And this is where we hit the first problem with the myth that this nursery rhyme describes the grisly predicament facing somebody infected with the Bubonic Plague.
Unfortunately, the nursery rhyme was totally unknown for over 400 years after the plague hit Europe.
During this long time of over four centuries, there were many eager seekers of nursery rhymes keen to document any rhyme they could find.
But there was not one single written reference to this rhyme before 1881, according to the authoritative Oxford Dictionary of Nursery Rhymes, edited by Iona and Peter Opie.
The second problem is that there are many dozens of versions of this nursery rhyme, and only a very few can be interpreted as referring to the Bubonic Plague.
In fact, the first known version, from Massachusetts, does not seem to be related at all to the Bubonic Plague:
Ring a ring a rosie,
A bottle full of posie,
All the girls in our town
Ring for little Josie.
The third problem is the nursery rhyme is not very accurate at depicting the pathway of somebody with Bubonic Plague.
No, a "rosy" rash was not one of the symptoms of the Bubonic Plague. There were many manifestations in the skin, but a rosy rash was not one of them.
"A pocket full of posies"? Over the years, there have been many interpretations of this line.
They include the claim that the "pocket full of posies" was really the pus hidden under the skin before it oozed out, or something that you would put in the grave with the deceased, or flowers on the grave, or yes, something to either ward off the plague, or to mask the stench of the rotten corpses.
Which leads up to the "Atishoo" Well, sneezing was not one of the symptoms of the disease. So some people have said that it should be "ashes", which is what we turn into when we are cremated.
But in the panic of the Black Death, very few people were cremated most were left where they fell, and much later, thrown into trenches.
"And we all fall down"? Well yes, when you die you do fall down. But in many versions of this nursery rhyme, the players do not fall down at the end, but curtsey to each other.
A curtsey is a gracious bending movement, and not linked to morbid deaths in any way.
So how did the myth of this nursery rhyme describing the Black Plague arise?
We can look to James Leasor, who as recently as 1961, wrote the book, The Plague and the Fire.
As far as we can tell, he was the first to link the verse to the Black Plague over six centuries after the Plague first swept over Europe.
Blame Mr Leasor.
But how did the myth then take off? Two reasons. First, with so many versions of Ring-A-Ring-A-Rosie, all the versions that don't fit were simply ignored.
Second, virtually any meaning can be read into any song or verse you fancy if you try hard enough.
And remember, if all attempts to twist the meaning of the songs to your purpose fail, well, you can always try playing them backwards.
With a lot of effort, you might even manage to find references to the Satan himself......."
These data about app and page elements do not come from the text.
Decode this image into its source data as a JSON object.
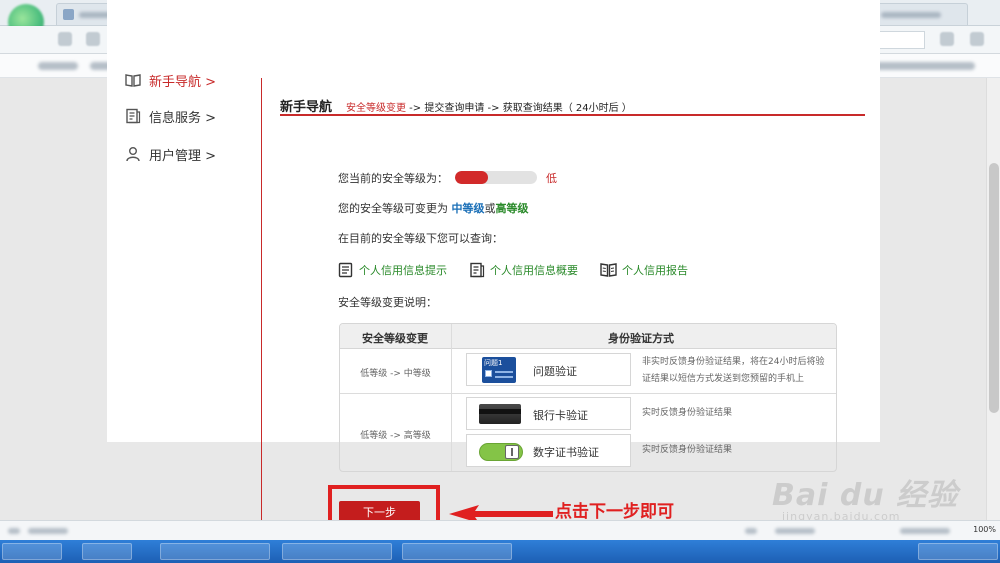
{
  "sidebar": {
    "items": [
      {
        "label": "新手导航 >"
      },
      {
        "label": "信息服务 >"
      },
      {
        "label": "用户管理 >"
      }
    ]
  },
  "main": {
    "title": "新手导航",
    "steps": {
      "step1": "安全等级变更",
      "sep1": " -> ",
      "step2": "提交查询申请",
      "sep2": " -> ",
      "step3": "获取查询结果",
      "note": "（ 24小时后 ）"
    },
    "current_level_label": "您当前的安全等级为：",
    "current_level_value": "低",
    "level_fill": 0.4,
    "change_prefix": "您的安全等级可变更为",
    "medium_level": "中等级",
    "or_word": "或",
    "high_level": "高等级",
    "query_intro": "在目前的安全等级下您可以查询：",
    "links": [
      {
        "label": "个人信用信息提示"
      },
      {
        "label": "个人信用信息概要"
      },
      {
        "label": "个人信用报告"
      }
    ],
    "explain_label": "安全等级变更说明："
  },
  "table": {
    "headers": [
      "安全等级变更",
      "身份验证方式"
    ],
    "rows": [
      {
        "level": "低等级 -> 中等级",
        "methods": [
          {
            "name": "问题验证",
            "icon_text": "问题1",
            "desc": "非实时反馈身份验证结果，将在24小时后将验证结果以短信方式发送到您预留的手机上"
          }
        ]
      },
      {
        "level": "低等级 -> 高等级",
        "methods": [
          {
            "name": "银行卡验证",
            "desc": "实时反馈身份验证结果"
          },
          {
            "name": "数字证书验证",
            "desc": "实时反馈身份验证结果"
          }
        ]
      }
    ]
  },
  "next_button": "下一步",
  "annotation": "点击下一步即可",
  "watermark": {
    "main": "Bai du 经验",
    "sub": "jingyan.baidu.com"
  },
  "status": {
    "zoom": "100%"
  },
  "colors": {
    "accent": "#c82a2a",
    "link": "#2a8a2a",
    "blue": "#1a6fb7",
    "button": "#c41d1d"
  }
}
07-29-2011, 10:17 AM
The following numbers are after the regime has cooked the books:


<span style='font-size: 26pt'>HAPPY DAYS ARE HERE AGAIN!</span>

2011 Q1 revised down to 0.4% from 1.9% (http://www.cnbc.com/id/43941459)
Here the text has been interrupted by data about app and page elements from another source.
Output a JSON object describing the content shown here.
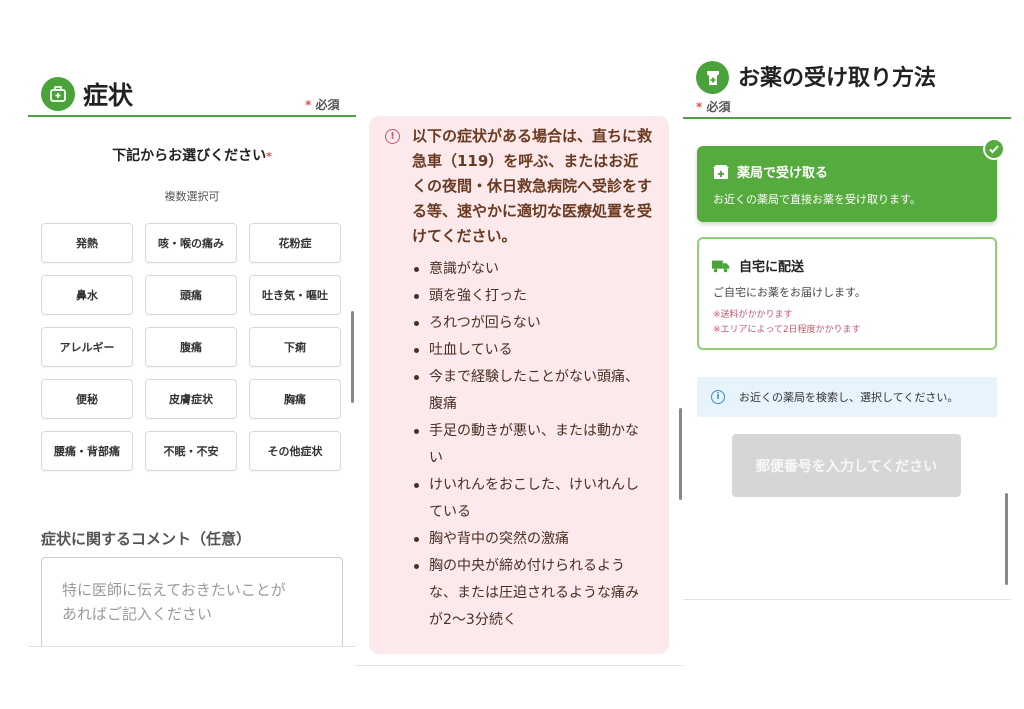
{
  "symptoms": {
    "title": "症状",
    "required": "必須",
    "required_mark": "*",
    "choose_label": "下記からお選びください",
    "multi_select": "複数選択可",
    "chips": [
      "発熱",
      "咳・喉の痛み",
      "花粉症",
      "鼻水",
      "頭痛",
      "吐き気・嘔吐",
      "アレルギー",
      "腹痛",
      "下痢",
      "便秘",
      "皮膚症状",
      "胸痛",
      "腰痛・背部痛",
      "不眠・不安",
      "その他症状"
    ],
    "comment_label": "症状に関するコメント（任意）",
    "comment_placeholder": "特に医師に伝えておきたいことが\nあればご記入ください"
  },
  "warning": {
    "heading": "以下の症状がある場合は、直ちに救急車（119）を呼ぶ、またはお近くの夜間・休日救急病院へ受診をする等、速やかに適切な医療処置を受けてください。",
    "items": [
      "意識がない",
      "頭を強く打った",
      "ろれつが回らない",
      "吐血している",
      "今まで経験したことがない頭痛、腹痛",
      "手足の動きが悪い、または動かない",
      "けいれんをおこした、けいれんしている",
      "胸や背中の突然の激痛",
      "胸の中央が締め付けられるような、または圧迫されるような痛みが2〜3分続く"
    ]
  },
  "pickup": {
    "title": "お薬の受け取り方法",
    "required": "必須",
    "required_mark": "*",
    "options": [
      {
        "title": "薬局で受け取る",
        "desc": "お近くの薬局で直接お薬を受け取ります。",
        "selected": true
      },
      {
        "title": "自宅に配送",
        "desc": "ご自宅にお薬をお届けします。",
        "notes": [
          "※送料がかかります",
          "※エリアによって2日程度かかります"
        ],
        "selected": false
      }
    ],
    "info": "お近くの薬局を検索し、選択してください。",
    "zip_button": "郵便番号を入力してください"
  },
  "colors": {
    "brand_green": "#4aa33a",
    "warning_bg": "#fbe9ec",
    "required_red": "#d9534f",
    "info_bg": "#e8f4fc"
  }
}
2011 Q3 comes in at 1.3% after a predicted 1.8% ... adjustment to follow. (http://www.cnbc.com/id/43941459)

2011 Q4 estimate revised down from 3.1% to 2.3%. (http://www.cnbc.com/id/43941459)
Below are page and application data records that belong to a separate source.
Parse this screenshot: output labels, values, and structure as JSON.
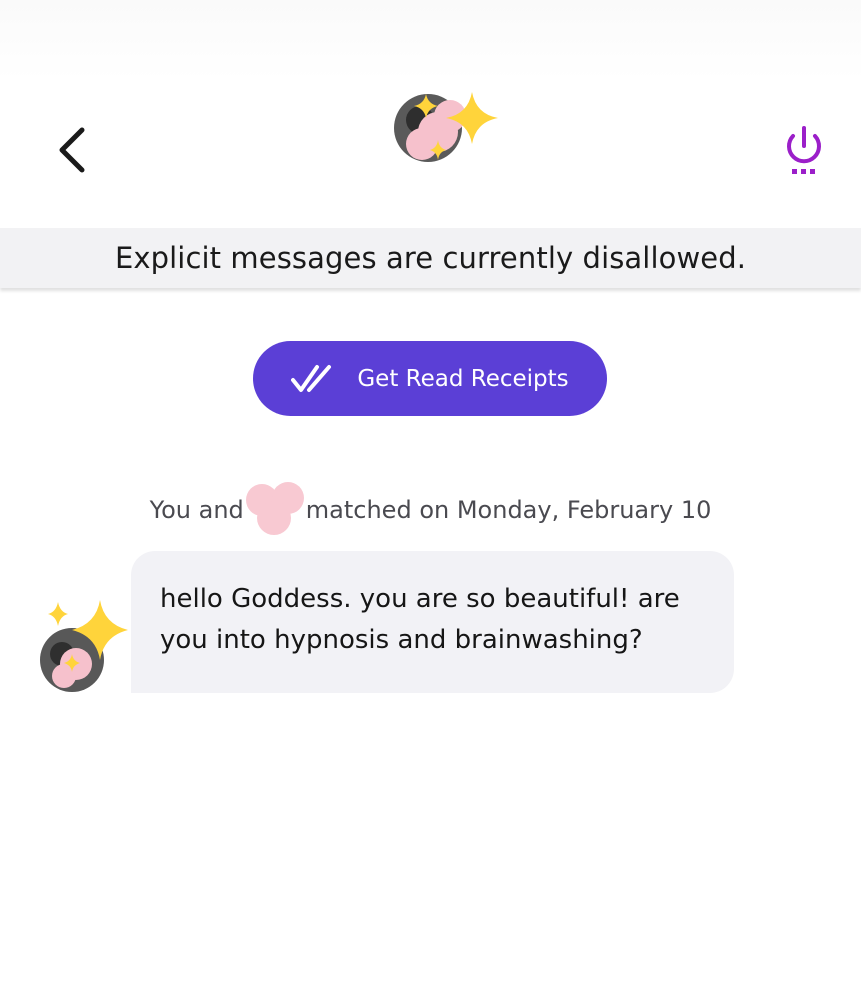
{
  "header": {
    "back_icon": "chevron-left-icon",
    "avatar_icon": "sparkle-redacted-avatar",
    "action_icon": "power-icon",
    "accent_color": "#9b1fc9"
  },
  "banner": {
    "text": "Explicit messages are currently disallowed."
  },
  "read_receipts": {
    "label": "Get Read Receipts",
    "icon": "double-check-icon",
    "color": "#5b3fd6"
  },
  "match": {
    "prefix": "You and",
    "suffix": "matched on Monday, February 10"
  },
  "message": {
    "line1": "hello Goddess. you are so beautiful! are",
    "line2": "you into hypnosis and brainwashing?"
  }
}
Consumer cofidence falls from 71.5 to 63,7 in a single month. (http://www.cnbc.com/id/43942957)